++++ Supplied data ++++

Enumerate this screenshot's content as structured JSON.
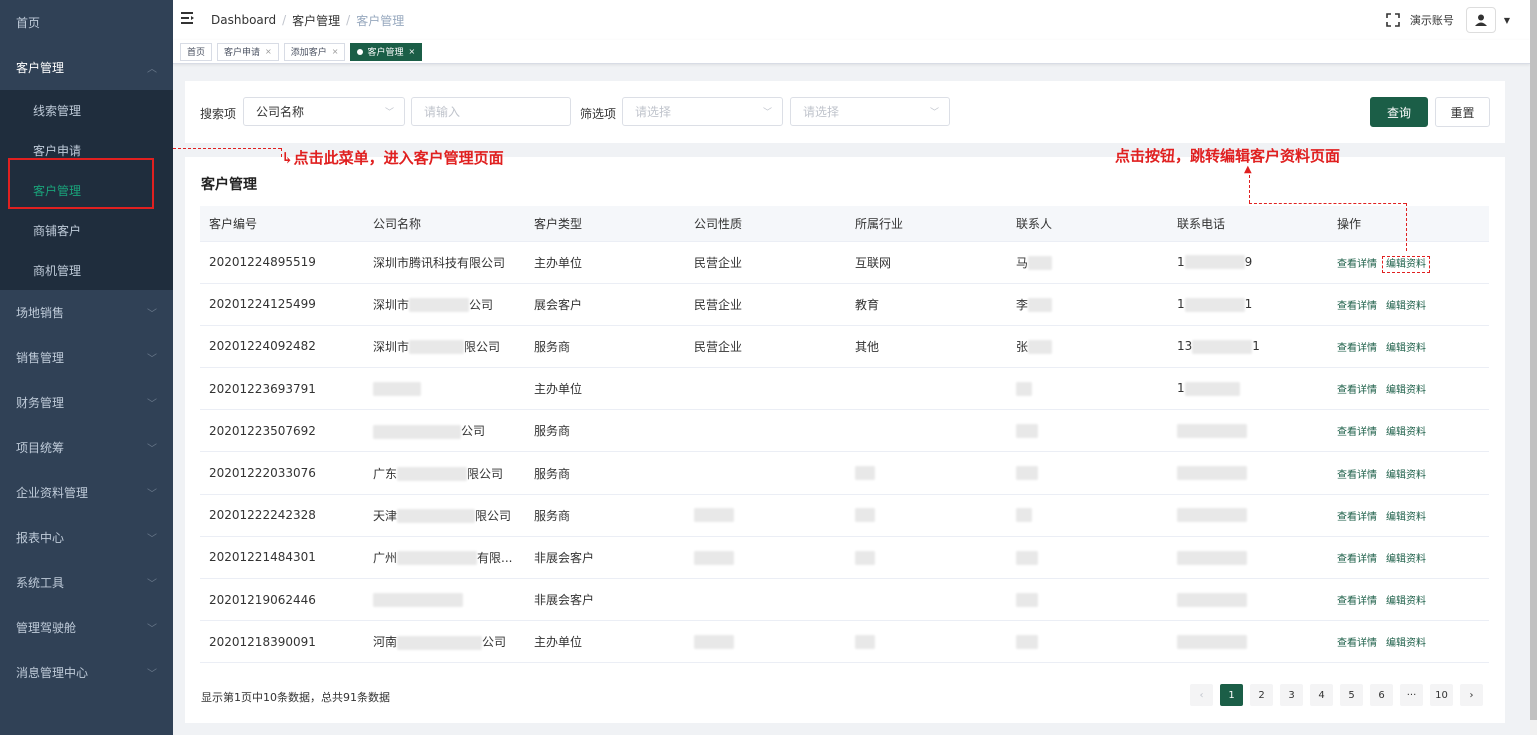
{
  "sidebar": {
    "items": [
      {
        "label": "首页"
      },
      {
        "label": "客户管理",
        "sub": [
          "线索管理",
          "客户申请",
          "客户管理",
          "商铺客户",
          "商机管理"
        ]
      },
      {
        "label": "场地销售"
      },
      {
        "label": "销售管理"
      },
      {
        "label": "财务管理"
      },
      {
        "label": "项目统筹"
      },
      {
        "label": "企业资料管理"
      },
      {
        "label": "报表中心"
      },
      {
        "label": "系统工具"
      },
      {
        "label": "管理驾驶舱"
      },
      {
        "label": "消息管理中心"
      }
    ]
  },
  "header": {
    "breadcrumb": [
      "Dashboard",
      "客户管理",
      "客户管理"
    ],
    "account": "演示账号"
  },
  "tags": [
    "首页",
    "客户申请",
    "添加客户",
    "客户管理"
  ],
  "search": {
    "label": "搜索项",
    "field_value": "公司名称",
    "input_placeholder": "请输入",
    "filter_label": "筛选项",
    "filter1_placeholder": "请选择",
    "filter2_placeholder": "请选择",
    "query_button": "查询",
    "reset_button": "重置"
  },
  "table": {
    "title": "客户管理",
    "headers": [
      "客户编号",
      "公司名称",
      "客户类型",
      "公司性质",
      "所属行业",
      "联系人",
      "联系电话",
      "操作"
    ],
    "rows": [
      {
        "id": "20201224895519",
        "company": "深圳市腾讯科技有限公司",
        "type": "主办单位",
        "nature": "民营企业",
        "industry": "互联网",
        "contact": "马",
        "phone": "1",
        "phone_end": "9"
      },
      {
        "id": "20201224125499",
        "company": "深圳市",
        "company_end": "公司",
        "type": "展会客户",
        "nature": "民营企业",
        "industry": "教育",
        "contact": "李",
        "phone": "1",
        "phone_end": "1"
      },
      {
        "id": "20201224092482",
        "company": "深圳市",
        "company_end": "限公司",
        "type": "服务商",
        "nature": "民营企业",
        "industry": "其他",
        "contact": "张",
        "phone": "13",
        "phone_end": "1"
      },
      {
        "id": "20201223693791",
        "company": "",
        "type": "主办单位",
        "nature": "",
        "industry": "",
        "contact": "",
        "phone": "1",
        "phone_end": ""
      },
      {
        "id": "20201223507692",
        "company": "",
        "company_end": "公司",
        "type": "服务商",
        "nature": "",
        "industry": "",
        "contact": "",
        "phone": "",
        "phone_end": ""
      },
      {
        "id": "20201222033076",
        "company": "广东",
        "company_end": "限公司",
        "type": "服务商",
        "nature": "",
        "industry": "",
        "contact": "",
        "phone": "",
        "phone_end": ""
      },
      {
        "id": "20201222242328",
        "company": "天津",
        "company_end": "限公司",
        "type": "服务商",
        "nature": "",
        "industry": "",
        "contact": "",
        "phone": "",
        "phone_end": ""
      },
      {
        "id": "20201221484301",
        "company": "广州",
        "company_end": "有限...",
        "type": "非展会客户",
        "nature": "",
        "industry": "",
        "contact": "",
        "phone": "",
        "phone_end": ""
      },
      {
        "id": "20201219062446",
        "company": "",
        "company_end": "",
        "type": "非展会客户",
        "nature": "",
        "industry": "",
        "contact": "",
        "phone": "",
        "phone_end": ""
      },
      {
        "id": "20201218390091",
        "company": "河南",
        "company_end": "公司",
        "type": "主办单位",
        "nature": "",
        "industry": "",
        "contact": "",
        "phone": "",
        "phone_end": ""
      }
    ],
    "op_view": "查看详情",
    "op_edit": "编辑资料"
  },
  "footer": {
    "summary": "显示第1页中10条数据，总共91条数据"
  },
  "pager": [
    "1",
    "2",
    "3",
    "4",
    "5",
    "6",
    "···",
    "10"
  ],
  "annotations": {
    "menu_hint": "点击此菜单，进入客户管理页面",
    "button_hint": "点击按钮，跳转编辑客户资料页面"
  },
  "colors": {
    "sidebar_bg": "#304156",
    "primary": "#1b5e47",
    "annotation": "#e02020"
  }
}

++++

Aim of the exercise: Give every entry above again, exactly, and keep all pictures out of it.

The completed task:
Enumerate this screenshot's content as structured JSON.
{
  "sidebar": {
    "items": [
      {
        "label": "首页"
      },
      {
        "label": "客户管理",
        "sub": [
          "线索管理",
          "客户申请",
          "客户管理",
          "商铺客户",
          "商机管理"
        ]
      },
      {
        "label": "场地销售"
      },
      {
        "label": "销售管理"
      },
      {
        "label": "财务管理"
      },
      {
        "label": "项目统筹"
      },
      {
        "label": "企业资料管理"
      },
      {
        "label": "报表中心"
      },
      {
        "label": "系统工具"
      },
      {
        "label": "管理驾驶舱"
      },
      {
        "label": "消息管理中心"
      }
    ]
  },
  "header": {
    "breadcrumb": [
      "Dashboard",
      "客户管理",
      "客户管理"
    ],
    "account": "演示账号"
  },
  "tags": [
    "首页",
    "客户申请",
    "添加客户",
    "客户管理"
  ],
  "search": {
    "label": "搜索项",
    "field_value": "公司名称",
    "input_placeholder": "请输入",
    "filter_label": "筛选项",
    "filter1_placeholder": "请选择",
    "filter2_placeholder": "请选择",
    "query_button": "查询",
    "reset_button": "重置"
  },
  "table": {
    "title": "客户管理",
    "headers": [
      "客户编号",
      "公司名称",
      "客户类型",
      "公司性质",
      "所属行业",
      "联系人",
      "联系电话",
      "操作"
    ],
    "rows": [
      {
        "id": "20201224895519",
        "company": "深圳市腾讯科技有限公司",
        "type": "主办单位",
        "nature": "民营企业",
        "industry": "互联网",
        "contact": "马",
        "phone": "1",
        "phone_end": "9"
      },
      {
        "id": "20201224125499",
        "company": "深圳市",
        "company_end": "公司",
        "type": "展会客户",
        "nature": "民营企业",
        "industry": "教育",
        "contact": "李",
        "phone": "1",
        "phone_end": "1"
      },
      {
        "id": "20201224092482",
        "company": "深圳市",
        "company_end": "限公司",
        "type": "服务商",
        "nature": "民营企业",
        "industry": "其他",
        "contact": "张",
        "phone": "13",
        "phone_end": "1"
      },
      {
        "id": "20201223693791",
        "company": "",
        "type": "主办单位",
        "nature": "",
        "industry": "",
        "contact": "",
        "phone": "1",
        "phone_end": ""
      },
      {
        "id": "20201223507692",
        "company": "",
        "company_end": "公司",
        "type": "服务商",
        "nature": "",
        "industry": "",
        "contact": "",
        "phone": "",
        "phone_end": ""
      },
      {
        "id": "20201222033076",
        "company": "广东",
        "company_end": "限公司",
        "type": "服务商",
        "nature": "",
        "industry": "",
        "contact": "",
        "phone": "",
        "phone_end": ""
      },
      {
        "id": "20201222242328",
        "company": "天津",
        "company_end": "限公司",
        "type": "服务商",
        "nature": "",
        "industry": "",
        "contact": "",
        "phone": "",
        "phone_end": ""
      },
      {
        "id": "20201221484301",
        "company": "广州",
        "company_end": "有限...",
        "type": "非展会客户",
        "nature": "",
        "industry": "",
        "contact": "",
        "phone": "",
        "phone_end": ""
      },
      {
        "id": "20201219062446",
        "company": "",
        "company_end": "",
        "type": "非展会客户",
        "nature": "",
        "industry": "",
        "contact": "",
        "phone": "",
        "phone_end": ""
      },
      {
        "id": "20201218390091",
        "company": "河南",
        "company_end": "公司",
        "type": "主办单位",
        "nature": "",
        "industry": "",
        "contact": "",
        "phone": "",
        "phone_end": ""
      }
    ],
    "op_view": "查看详情",
    "op_edit": "编辑资料"
  },
  "footer": {
    "summary": "显示第1页中10条数据，总共91条数据"
  },
  "pager": [
    "1",
    "2",
    "3",
    "4",
    "5",
    "6",
    "···",
    "10"
  ],
  "annotations": {
    "menu_hint": "点击此菜单，进入客户管理页面",
    "button_hint": "点击按钮，跳转编辑客户资料页面"
  },
  "colors": {
    "sidebar_bg": "#304156",
    "primary": "#1b5e47",
    "annotation": "#e02020"
  }
}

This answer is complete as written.